Friday, October 10, 2014

Gold Prices Hit 3-Week High, Stocks Recover

QUICK READ: After precious metals tracked with stocks into red territory last week, the metals reversed direction on persistent fears that Europe and Russia will drag down the global economy. The stock markets briefly recovered much of their losses from early in the week following the release of September’s FOMC meeting minutes; the minutes and statements by the Fed essentially reaffirmed the central bank’s inclination toward accommodative monetary policy for at least the next several months. 

The stock markets took a shellacking this week, as the three leading U.S. indices each plunged more than 2% from their Monday opens.

Tuesday saw a precipitous drop, as the Dow Jones lost nearly 200 points while both the S&P 500 and NASDAQ has their lowest closing numbers in 2 months. The neutral (markets read: dovish) reports from the FOMC on Wednesday gave stocks a tremendous boost, helping them recover nearly all of the week’s losses, before another steep sell ­off on Thursday.  All 30 of the stocks traded on the Dow were in the red on Thursday, a day of trading that turned out to be the worst for the industrial index since early February. The dollar finally eased a bit, slipping below 85.2 before bouncing back to about 86 on the dollar spot index.

Job openings in the U.S., used as an approximate measure of labor demand, reached its highest level since 2001. Although this would appear to indicate that the job market is looking firmer, the labor participation rate continues to be dismal; it’s no surprise that this metric has been removed from the “official” unemployment calculations provided by the state.

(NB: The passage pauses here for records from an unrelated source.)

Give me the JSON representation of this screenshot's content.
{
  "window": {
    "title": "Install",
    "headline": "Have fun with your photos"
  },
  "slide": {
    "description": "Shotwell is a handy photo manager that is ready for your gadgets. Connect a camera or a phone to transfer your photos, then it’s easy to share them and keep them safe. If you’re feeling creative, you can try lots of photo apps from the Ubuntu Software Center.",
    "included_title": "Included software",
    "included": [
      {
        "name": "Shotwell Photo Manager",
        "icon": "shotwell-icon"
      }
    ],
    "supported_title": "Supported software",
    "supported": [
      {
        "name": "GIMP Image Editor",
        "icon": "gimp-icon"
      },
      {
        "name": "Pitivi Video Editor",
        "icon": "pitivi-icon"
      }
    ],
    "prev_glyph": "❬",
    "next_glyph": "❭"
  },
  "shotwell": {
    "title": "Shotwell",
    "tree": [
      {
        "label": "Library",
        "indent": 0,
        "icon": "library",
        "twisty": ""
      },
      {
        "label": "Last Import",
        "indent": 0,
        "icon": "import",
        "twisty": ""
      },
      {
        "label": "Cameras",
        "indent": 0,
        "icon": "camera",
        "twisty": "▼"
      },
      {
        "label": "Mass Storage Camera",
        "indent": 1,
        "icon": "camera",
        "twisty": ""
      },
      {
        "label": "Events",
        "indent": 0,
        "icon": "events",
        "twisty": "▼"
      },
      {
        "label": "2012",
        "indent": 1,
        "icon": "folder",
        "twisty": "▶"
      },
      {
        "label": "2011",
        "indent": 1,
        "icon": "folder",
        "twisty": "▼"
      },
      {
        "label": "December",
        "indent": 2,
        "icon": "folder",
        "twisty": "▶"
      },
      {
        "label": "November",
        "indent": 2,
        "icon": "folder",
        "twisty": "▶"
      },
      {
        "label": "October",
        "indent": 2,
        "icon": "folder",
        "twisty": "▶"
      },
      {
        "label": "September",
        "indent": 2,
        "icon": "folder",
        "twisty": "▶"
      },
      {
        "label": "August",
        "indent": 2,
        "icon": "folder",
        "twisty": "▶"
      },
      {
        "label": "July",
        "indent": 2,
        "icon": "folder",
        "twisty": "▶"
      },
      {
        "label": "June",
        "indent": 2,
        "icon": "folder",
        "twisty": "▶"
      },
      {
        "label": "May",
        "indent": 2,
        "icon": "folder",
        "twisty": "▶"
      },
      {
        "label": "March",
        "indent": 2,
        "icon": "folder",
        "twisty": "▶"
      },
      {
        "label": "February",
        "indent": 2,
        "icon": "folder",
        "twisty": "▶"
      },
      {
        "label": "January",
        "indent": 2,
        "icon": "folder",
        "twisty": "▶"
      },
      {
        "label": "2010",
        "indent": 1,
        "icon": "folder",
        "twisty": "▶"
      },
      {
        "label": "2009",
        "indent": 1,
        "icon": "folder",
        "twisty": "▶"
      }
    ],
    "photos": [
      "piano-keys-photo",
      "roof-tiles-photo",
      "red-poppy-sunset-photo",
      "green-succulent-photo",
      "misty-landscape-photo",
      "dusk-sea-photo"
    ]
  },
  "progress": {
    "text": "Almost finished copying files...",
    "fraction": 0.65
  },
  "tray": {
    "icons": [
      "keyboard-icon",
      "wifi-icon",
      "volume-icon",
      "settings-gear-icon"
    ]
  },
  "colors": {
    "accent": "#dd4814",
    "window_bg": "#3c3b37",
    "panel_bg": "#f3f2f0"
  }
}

As one might expect, U.S. Treasury yields slid, as the 30­-year bond sat at 3.03%, its lowest since May of last year, and the 10­year note was as low as 2.30%. Since the beginning of 2014, the 10-­year T-­note yield has dropped a remarkable 76 basis points, including shedding some 30 bp over the last month alone.

Following encouraging economic news from the jobs report and non-­farm payrolls, gold began the week at a 15­-month low. The yellow metal bounced to a 3-­week high near $1,223 after touching its “triple bottom,” considered by technical analysts a reliable indicator of the reversal of a prolonged downward trend. With the dollar’s momentary easing, gold futures jumped by their largest margin in two months.

Generally, the precious metals recovered this week to post modest gains across the board, although volatility has certainly increased. Platinum dropped to $1,264 early in trading Friday after dipping as low as $1,225 last week. Even with the trend reversal, platinum remains down just shy of 9% over the past month.

Despite precious metals largely recovering, other commodities have continued to fall. Crude oil tumbled to two­-year lows, as both WTI crude and Brent crude have slumped below the $90 mark. The falling prices can be attributed to a supply glut and weaker growth projections for the global economy.

In corporate news, Hewlett­-Packard has announced it will split into two separate companies­­ one focused on the software side of the business, the other concerned only with hardware. HP stock popped 4.7% on the news Monday.


Monday is the Columbus Day holiday in the U.S., and thus bond markets will be closed. With Fed policy demystified for the moment and most major geopolitical risks under wraps, the markets will likely focus on the release of economic indicators next week. Retail sales come out Wednesday, while first ­time jobless claims and industrial production reports are slated for Thursday. 

By Everett Millman, head content writer at Gainesville Coins, a leading gold and silver distributor.